Exercise directions =>
Repeat the data below exactly, dropping any pictures it holds.

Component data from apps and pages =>
##########
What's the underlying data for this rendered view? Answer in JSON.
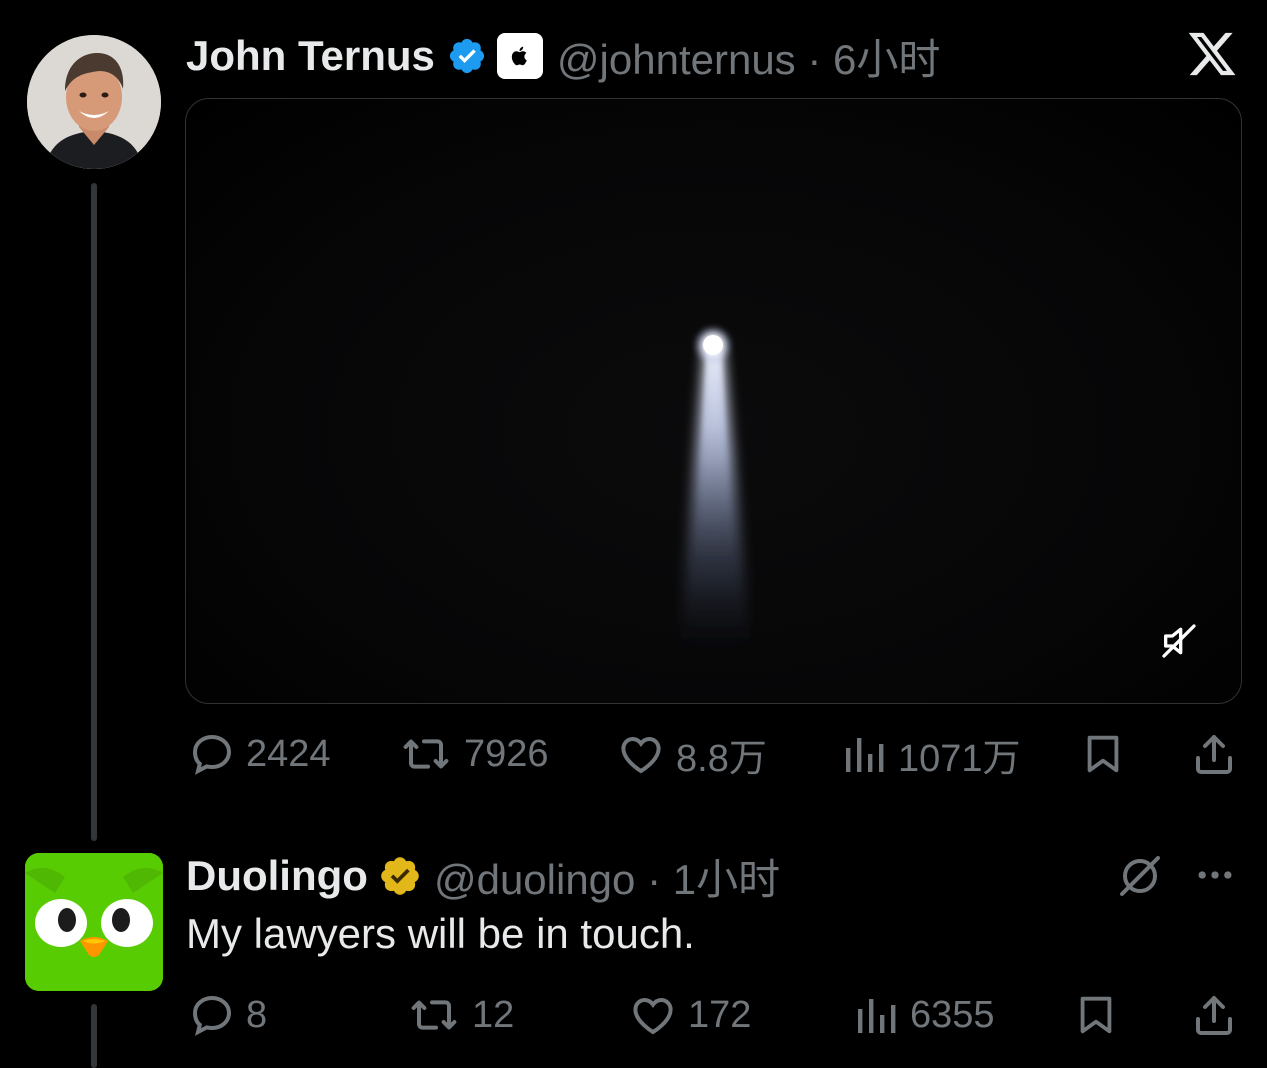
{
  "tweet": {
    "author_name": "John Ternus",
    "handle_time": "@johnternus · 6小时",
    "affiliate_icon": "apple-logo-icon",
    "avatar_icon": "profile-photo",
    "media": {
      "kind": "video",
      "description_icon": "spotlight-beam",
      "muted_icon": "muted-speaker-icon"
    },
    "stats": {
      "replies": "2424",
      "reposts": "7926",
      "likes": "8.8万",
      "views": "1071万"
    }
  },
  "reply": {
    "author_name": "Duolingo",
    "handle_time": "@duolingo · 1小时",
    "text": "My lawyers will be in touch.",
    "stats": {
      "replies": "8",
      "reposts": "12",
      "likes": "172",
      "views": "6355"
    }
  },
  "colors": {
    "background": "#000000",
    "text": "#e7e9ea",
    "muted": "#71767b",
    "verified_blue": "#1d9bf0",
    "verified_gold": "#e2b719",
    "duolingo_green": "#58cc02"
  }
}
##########
Your response =>
What's the underlying data for this rendered view? Answer in JSON.
{
  "tweet": {
    "author_name": "John Ternus",
    "handle_time": "@johnternus · 6小时",
    "affiliate_icon": "apple-logo-icon",
    "avatar_icon": "profile-photo",
    "media": {
      "kind": "video",
      "description_icon": "spotlight-beam",
      "muted_icon": "muted-speaker-icon"
    },
    "stats": {
      "replies": "2424",
      "reposts": "7926",
      "likes": "8.8万",
      "views": "1071万"
    }
  },
  "reply": {
    "author_name": "Duolingo",
    "handle_time": "@duolingo · 1小时",
    "text": "My lawyers will be in touch.",
    "stats": {
      "replies": "8",
      "reposts": "12",
      "likes": "172",
      "views": "6355"
    }
  },
  "colors": {
    "background": "#000000",
    "text": "#e7e9ea",
    "muted": "#71767b",
    "verified_blue": "#1d9bf0",
    "verified_gold": "#e2b719",
    "duolingo_green": "#58cc02"
  }
}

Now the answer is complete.